### PROVIDED MATERIAL
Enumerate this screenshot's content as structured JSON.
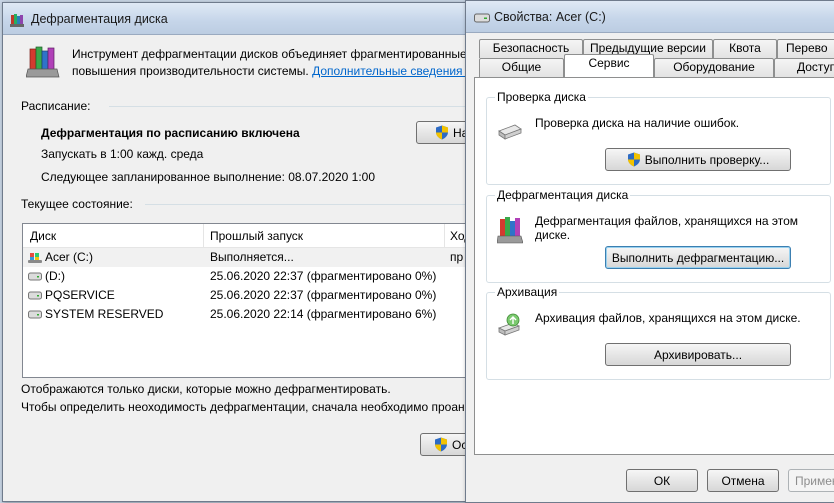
{
  "defrag_window": {
    "title": "Дефрагментация диска",
    "header_line1": "Инструмент дефрагментации дисков объединяет фрагментированные ф",
    "header_line2": "повышения производительности системы.",
    "header_link": "Дополнительные сведения о",
    "schedule_label": "Расписание:",
    "schedule_status": "Дефрагментация по расписанию включена",
    "schedule_run": "Запускать в 1:00 кажд. среда",
    "schedule_next": "Следующее запланированное выполнение: 08.07.2020 1:00",
    "configure_button": "На",
    "current_state_label": "Текущее состояние:",
    "columns": [
      "Диск",
      "Прошлый запуск",
      "Ход"
    ],
    "disks": [
      {
        "name": "Acer (C:)",
        "last_run": "Выполняется...",
        "progress": "пр"
      },
      {
        "name": "(D:)",
        "last_run": "25.06.2020 22:37 (фрагментировано 0%)",
        "progress": ""
      },
      {
        "name": "PQSERVICE",
        "last_run": "25.06.2020 22:37 (фрагментировано 0%)",
        "progress": ""
      },
      {
        "name": "SYSTEM RESERVED",
        "last_run": "25.06.2020 22:14 (фрагментировано 6%)",
        "progress": ""
      }
    ],
    "footer_line1": "Отображаются только диски, которые можно дефрагментировать.",
    "footer_line2": "Чтобы определить неоходимость  дефрагментации, сначала необходимо проана",
    "stop_button": "Ост"
  },
  "properties_window": {
    "title": "Свойства: Acer (C:)",
    "tabs_row1": [
      "Безопасность",
      "Предыдущие версии",
      "Квота",
      "Перево"
    ],
    "tabs_row2": [
      "Общие",
      "Сервис",
      "Оборудование",
      "Доступ"
    ],
    "active_tab": "Сервис",
    "groups": [
      {
        "title": "Проверка диска",
        "text1": "Проверка диска на наличие ошибок.",
        "text2": "",
        "button": "Выполнить проверку...",
        "icon": "disk-check-icon"
      },
      {
        "title": "Дефрагментация диска",
        "text1": "Дефрагментация файлов, хранящихся на этом",
        "text2": "диске.",
        "button": "Выполнить дефрагментацию...",
        "icon": "defrag-icon"
      },
      {
        "title": "Архивация",
        "text1": "Архивация файлов, хранящихся на этом диске.",
        "text2": "",
        "button": "Архивировать...",
        "icon": "backup-icon"
      }
    ],
    "ok_button": "ОК",
    "cancel_button": "Отмена",
    "apply_button": "Примен"
  },
  "colors": {
    "link": "#0066cc",
    "shield_blue": "#2d6bc4",
    "shield_yellow": "#f2c200",
    "selected_row": "#f1f1f1"
  }
}
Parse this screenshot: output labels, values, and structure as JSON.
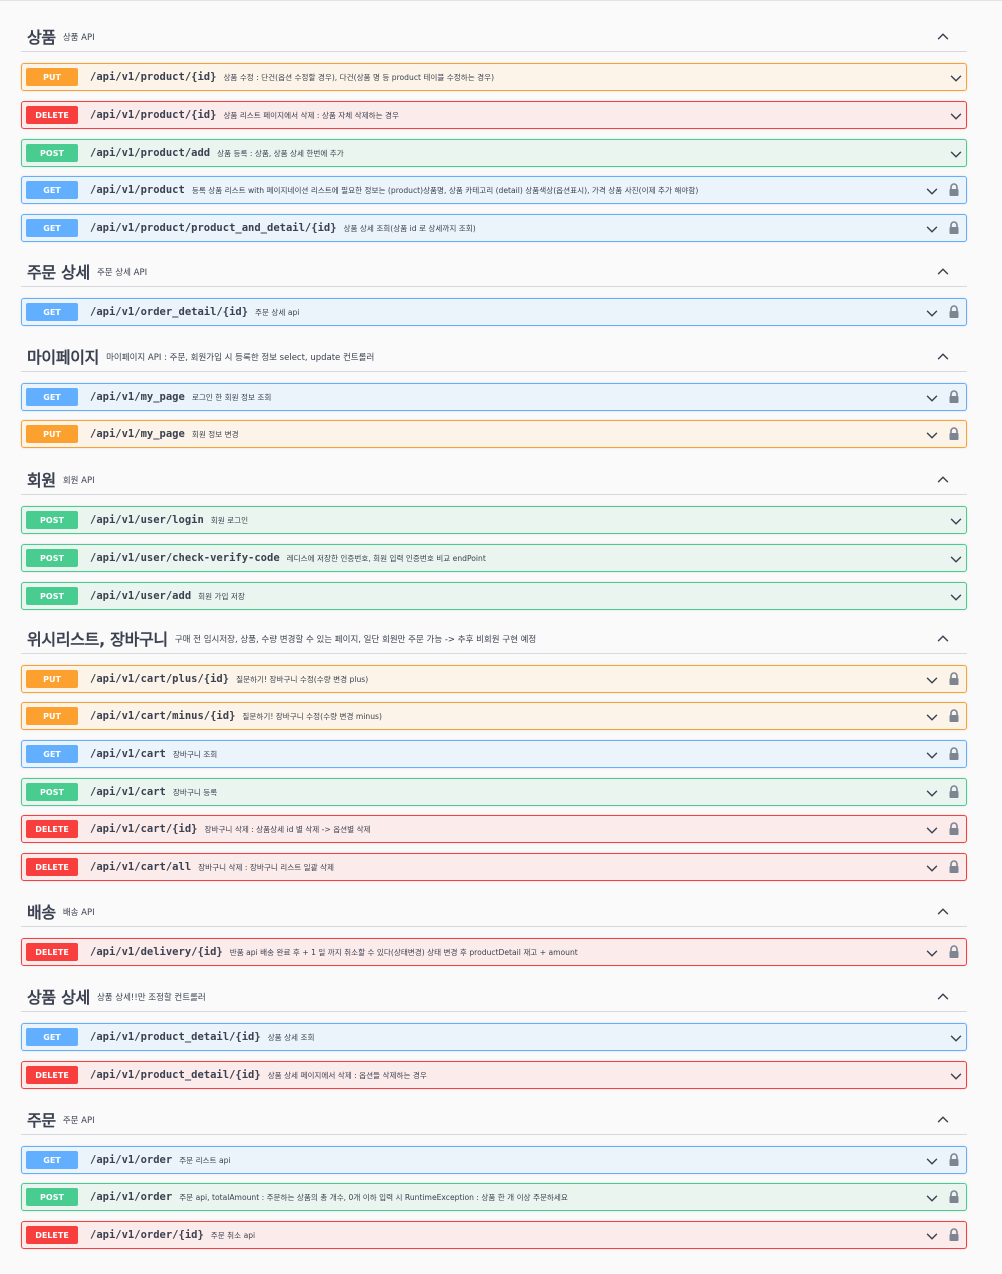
{
  "colors": {
    "put": "#fca130",
    "delete": "#f93e3e",
    "post": "#49cc90",
    "get": "#61affe"
  },
  "sections": [
    {
      "title": "상품",
      "desc": "상품 API",
      "ops": [
        {
          "method": "PUT",
          "path": "/api/v1/product/{id}",
          "summary": "상품 수정 : 단건(옵션 수정할 경우), 다건(상품 명 등 product 테이블 수정하는 경우)",
          "locked": false
        },
        {
          "method": "DELETE",
          "path": "/api/v1/product/{id}",
          "summary": "상품 리스트 페이지에서 삭제 : 상품 자체 삭제하는 경우",
          "locked": false
        },
        {
          "method": "POST",
          "path": "/api/v1/product/add",
          "summary": "상품 등록 : 상품, 상품 상세 한번에 추가",
          "locked": false
        },
        {
          "method": "GET",
          "path": "/api/v1/product",
          "summary": "등록 상품 리스트 with 페이지네이션 리스트에 필요한 정보는 (product)상품명, 상품 카테고리 (detail) 상품색상(옵션표시), 가격 상품 사진(이제 추가 해야함)",
          "locked": true
        },
        {
          "method": "GET",
          "path": "/api/v1/product/product_and_detail/{id}",
          "summary": "상품 상세 조회(상품 id 로 상세까지 조회)",
          "locked": true
        }
      ]
    },
    {
      "title": "주문 상세",
      "desc": "주문 상세 API",
      "ops": [
        {
          "method": "GET",
          "path": "/api/v1/order_detail/{id}",
          "summary": "주문 상세 api",
          "locked": true
        }
      ]
    },
    {
      "title": "마이페이지",
      "desc": "마이페이지 API : 주문, 회원가입 시 등록한 정보 select, update 컨트롤러",
      "ops": [
        {
          "method": "GET",
          "path": "/api/v1/my_page",
          "summary": "로그인 한 회원 정보 조회",
          "locked": true
        },
        {
          "method": "PUT",
          "path": "/api/v1/my_page",
          "summary": "회원 정보 변경",
          "locked": true
        }
      ]
    },
    {
      "title": "회원",
      "desc": "회원 API",
      "ops": [
        {
          "method": "POST",
          "path": "/api/v1/user/login",
          "summary": "회원 로그인",
          "locked": false
        },
        {
          "method": "POST",
          "path": "/api/v1/user/check-verify-code",
          "summary": "레디스에 저장한 인증번호, 회원 입력 인증번호 비교 endPoint",
          "locked": false
        },
        {
          "method": "POST",
          "path": "/api/v1/user/add",
          "summary": "회원 가입 저장",
          "locked": false
        }
      ]
    },
    {
      "title": "위시리스트, 장바구니",
      "desc": "구매 전 임시저장, 상품, 수량 변경할 수 있는 페이지, 일단 회원만 주문 가능 -> 추후 비회원 구현 예정",
      "ops": [
        {
          "method": "PUT",
          "path": "/api/v1/cart/plus/{id}",
          "summary": "질문하기! 장바구니 수정(수량 변경 plus)",
          "locked": true
        },
        {
          "method": "PUT",
          "path": "/api/v1/cart/minus/{id}",
          "summary": "질문하기! 장바구니 수정(수량 변경 minus)",
          "locked": true
        },
        {
          "method": "GET",
          "path": "/api/v1/cart",
          "summary": "장바구니 조회",
          "locked": true
        },
        {
          "method": "POST",
          "path": "/api/v1/cart",
          "summary": "장바구니 등록",
          "locked": true
        },
        {
          "method": "DELETE",
          "path": "/api/v1/cart/{id}",
          "summary": "장바구니 삭제 : 상품상세 id 별 삭제 -> 옵션별 삭제",
          "locked": true
        },
        {
          "method": "DELETE",
          "path": "/api/v1/cart/all",
          "summary": "장바구니 삭제 : 장바구니 리스트 일괄 삭제",
          "locked": true
        }
      ]
    },
    {
      "title": "배송",
      "desc": "배송 API",
      "ops": [
        {
          "method": "DELETE",
          "path": "/api/v1/delivery/{id}",
          "summary": "반품 api 배송 완료 후 + 1 일 까지 취소할 수 있다(상태변경) 상태 변경 후 productDetail 재고 + amount",
          "locked": true
        }
      ]
    },
    {
      "title": "상품 상세",
      "desc": "상품 상세!!만 조정할 컨트롤러",
      "ops": [
        {
          "method": "GET",
          "path": "/api/v1/product_detail/{id}",
          "summary": "상품 상세 조회",
          "locked": false
        },
        {
          "method": "DELETE",
          "path": "/api/v1/product_detail/{id}",
          "summary": "상품 상세 페이지에서 삭제 : 옵션들 삭제하는 경우",
          "locked": false
        }
      ]
    },
    {
      "title": "주문",
      "desc": "주문 API",
      "ops": [
        {
          "method": "GET",
          "path": "/api/v1/order",
          "summary": "주문 리스트 api",
          "locked": true
        },
        {
          "method": "POST",
          "path": "/api/v1/order",
          "summary": "주문 api, totalAmount : 주문하는 상품의 총 개수, 0개 이하 입력 시 RuntimeException : 상품 한 개 이상 주문하세요",
          "locked": true
        },
        {
          "method": "DELETE",
          "path": "/api/v1/order/{id}",
          "summary": "주문 취소 api",
          "locked": true
        }
      ]
    }
  ]
}
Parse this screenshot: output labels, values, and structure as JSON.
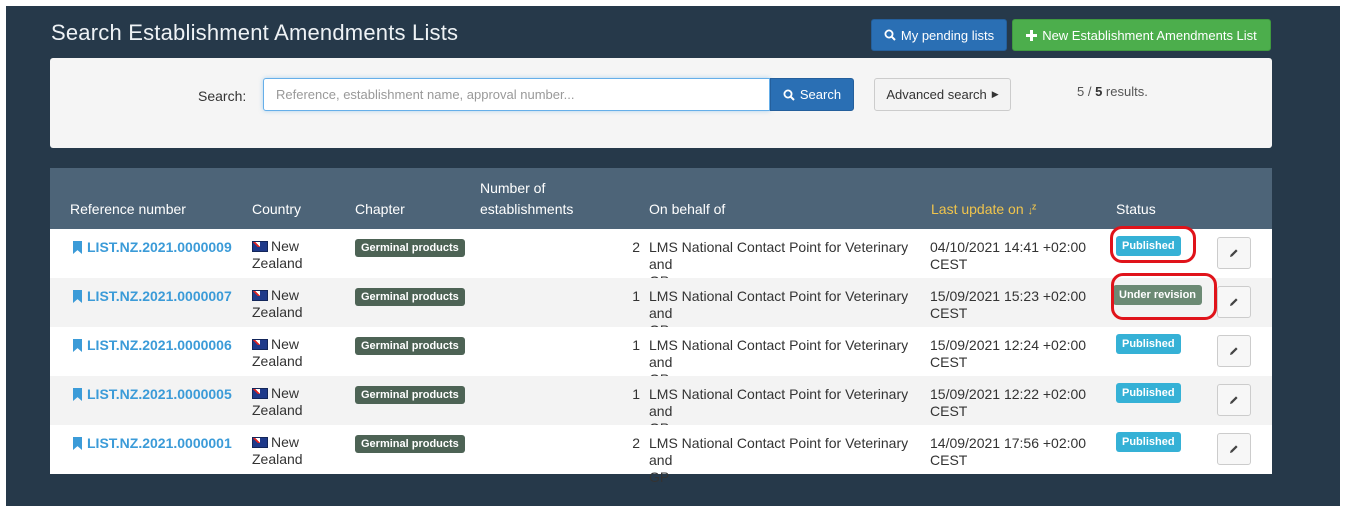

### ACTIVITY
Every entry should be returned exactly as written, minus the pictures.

### SOLUTION BELOW
Enumerate this screenshot's content as structured JSON.
{
  "defrag_window": {
    "title": "Дефрагментация диска",
    "header_line1": "Инструмент дефрагментации дисков объединяет фрагментированные ф",
    "header_line2": "повышения производительности системы.",
    "header_link": "Дополнительные сведения о",
    "schedule_label": "Расписание:",
    "schedule_status": "Дефрагментация по расписанию включена",
    "schedule_run": "Запускать в 1:00 кажд. среда",
    "schedule_next": "Следующее запланированное выполнение: 08.07.2020 1:00",
    "configure_button": "На",
    "current_state_label": "Текущее состояние:",
    "columns": [
      "Диск",
      "Прошлый запуск",
      "Ход"
    ],
    "disks": [
      {
        "name": "Acer (C:)",
        "last_run": "Выполняется...",
        "progress": "пр"
      },
      {
        "name": "(D:)",
        "last_run": "25.06.2020 22:37 (фрагментировано 0%)",
        "progress": ""
      },
      {
        "name": "PQSERVICE",
        "last_run": "25.06.2020 22:37 (фрагментировано 0%)",
        "progress": ""
      },
      {
        "name": "SYSTEM RESERVED",
        "last_run": "25.06.2020 22:14 (фрагментировано 6%)",
        "progress": ""
      }
    ],
    "footer_line1": "Отображаются только диски, которые можно дефрагментировать.",
    "footer_line2": "Чтобы определить неоходимость  дефрагментации, сначала необходимо проана",
    "stop_button": "Ост"
  },
  "properties_window": {
    "title": "Свойства: Acer (C:)",
    "tabs_row1": [
      "Безопасность",
      "Предыдущие версии",
      "Квота",
      "Перево"
    ],
    "tabs_row2": [
      "Общие",
      "Сервис",
      "Оборудование",
      "Доступ"
    ],
    "active_tab": "Сервис",
    "groups": [
      {
        "title": "Проверка диска",
        "text1": "Проверка диска на наличие ошибок.",
        "text2": "",
        "button": "Выполнить проверку...",
        "icon": "disk-check-icon"
      },
      {
        "title": "Дефрагментация диска",
        "text1": "Дефрагментация файлов, хранящихся на этом",
        "text2": "диске.",
        "button": "Выполнить дефрагментацию...",
        "icon": "defrag-icon"
      },
      {
        "title": "Архивация",
        "text1": "Архивация файлов, хранящихся на этом диске.",
        "text2": "",
        "button": "Архивировать...",
        "icon": "backup-icon"
      }
    ],
    "ok_button": "ОК",
    "cancel_button": "Отмена",
    "apply_button": "Примен"
  },
  "colors": {
    "link": "#0066cc",
    "shield_blue": "#2d6bc4",
    "shield_yellow": "#f2c200",
    "selected_row": "#f1f1f1"
  }
}
Parse this screenshot: output labels, values, and structure as JSON.
{
  "colors": {
    "put": "#fca130",
    "delete": "#f93e3e",
    "post": "#49cc90",
    "get": "#61affe"
  },
  "sections": [
    {
      "title": "상품",
      "desc": "상품 API",
      "ops": [
        {
          "method": "PUT",
          "path": "/api/v1/product/{id}",
          "summary": "상품 수정 : 단건(옵션 수정할 경우), 다건(상품 명 등 product 테이블 수정하는 경우)",
          "locked": false
        },
        {
          "method": "DELETE",
          "path": "/api/v1/product/{id}",
          "summary": "상품 리스트 페이지에서 삭제 : 상품 자체 삭제하는 경우",
          "locked": false
        },
        {
          "method": "POST",
          "path": "/api/v1/product/add",
          "summary": "상품 등록 : 상품, 상품 상세 한번에 추가",
          "locked": false
        },
        {
          "method": "GET",
          "path": "/api/v1/product",
          "summary": "등록 상품 리스트 with 페이지네이션 리스트에 필요한 정보는 (product)상품명, 상품 카테고리 (detail) 상품색상(옵션표시), 가격 상품 사진(이제 추가 해야함)",
          "locked": true
        },
        {
          "method": "GET",
          "path": "/api/v1/product/product_and_detail/{id}",
          "summary": "상품 상세 조회(상품 id 로 상세까지 조회)",
          "locked": true
        }
      ]
    },
    {
      "title": "주문 상세",
      "desc": "주문 상세 API",
      "ops": [
        {
          "method": "GET",
          "path": "/api/v1/order_detail/{id}",
          "summary": "주문 상세 api",
          "locked": true
        }
      ]
    },
    {
      "title": "마이페이지",
      "desc": "마이페이지 API : 주문, 회원가입 시 등록한 정보 select, update 컨트롤러",
      "ops": [
        {
          "method": "GET",
          "path": "/api/v1/my_page",
          "summary": "로그인 한 회원 정보 조회",
          "locked": true
        },
        {
          "method": "PUT",
          "path": "/api/v1/my_page",
          "summary": "회원 정보 변경",
          "locked": true
        }
      ]
    },
    {
      "title": "회원",
      "desc": "회원 API",
      "ops": [
        {
          "method": "POST",
          "path": "/api/v1/user/login",
          "summary": "회원 로그인",
          "locked": false
        },
        {
          "method": "POST",
          "path": "/api/v1/user/check-verify-code",
          "summary": "레디스에 저장한 인증번호, 회원 입력 인증번호 비교 endPoint",
          "locked": false
        },
        {
          "method": "POST",
          "path": "/api/v1/user/add",
          "summary": "회원 가입 저장",
          "locked": false
        }
      ]
    },
    {
      "title": "위시리스트, 장바구니",
      "desc": "구매 전 임시저장, 상품, 수량 변경할 수 있는 페이지, 일단 회원만 주문 가능 -> 추후 비회원 구현 예정",
      "ops": [
        {
          "method": "PUT",
          "path": "/api/v1/cart/plus/{id}",
          "summary": "질문하기! 장바구니 수정(수량 변경 plus)",
          "locked": true
        },
        {
          "method": "PUT",
          "path": "/api/v1/cart/minus/{id}",
          "summary": "질문하기! 장바구니 수정(수량 변경 minus)",
          "locked": true
        },
        {
          "method": "GET",
          "path": "/api/v1/cart",
          "summary": "장바구니 조회",
          "locked": true
        },
        {
          "method": "POST",
          "path": "/api/v1/cart",
          "summary": "장바구니 등록",
          "locked": true
        },
        {
          "method": "DELETE",
          "path": "/api/v1/cart/{id}",
          "summary": "장바구니 삭제 : 상품상세 id 별 삭제 -> 옵션별 삭제",
          "locked": true
        },
        {
          "method": "DELETE",
          "path": "/api/v1/cart/all",
          "summary": "장바구니 삭제 : 장바구니 리스트 일괄 삭제",
          "locked": true
        }
      ]
    },
    {
      "title": "배송",
      "desc": "배송 API",
      "ops": [
        {
          "method": "DELETE",
          "path": "/api/v1/delivery/{id}",
          "summary": "반품 api 배송 완료 후 + 1 일 까지 취소할 수 있다(상태변경) 상태 변경 후 productDetail 재고 + amount",
          "locked": true
        }
      ]
    },
    {
      "title": "상품 상세",
      "desc": "상품 상세!!만 조정할 컨트롤러",
      "ops": [
        {
          "method": "GET",
          "path": "/api/v1/product_detail/{id}",
          "summary": "상품 상세 조회",
          "locked": false
        },
        {
          "method": "DELETE",
          "path": "/api/v1/product_detail/{id}",
          "summary": "상품 상세 페이지에서 삭제 : 옵션들 삭제하는 경우",
          "locked": false
        }
      ]
    },
    {
      "title": "주문",
      "desc": "주문 API",
      "ops": [
        {
          "method": "GET",
          "path": "/api/v1/order",
          "summary": "주문 리스트 api",
          "locked": true
        },
        {
          "method": "POST",
          "path": "/api/v1/order",
          "summary": "주문 api, totalAmount : 주문하는 상품의 총 개수, 0개 이하 입력 시 RuntimeException : 상품 한 개 이상 주문하세요",
          "locked": true
        },
        {
          "method": "DELETE",
          "path": "/api/v1/order/{id}",
          "summary": "주문 취소 api",
          "locked": true
        }
      ]
    }
  ]
}
Parse this screenshot: output labels, values, and structure as JSON.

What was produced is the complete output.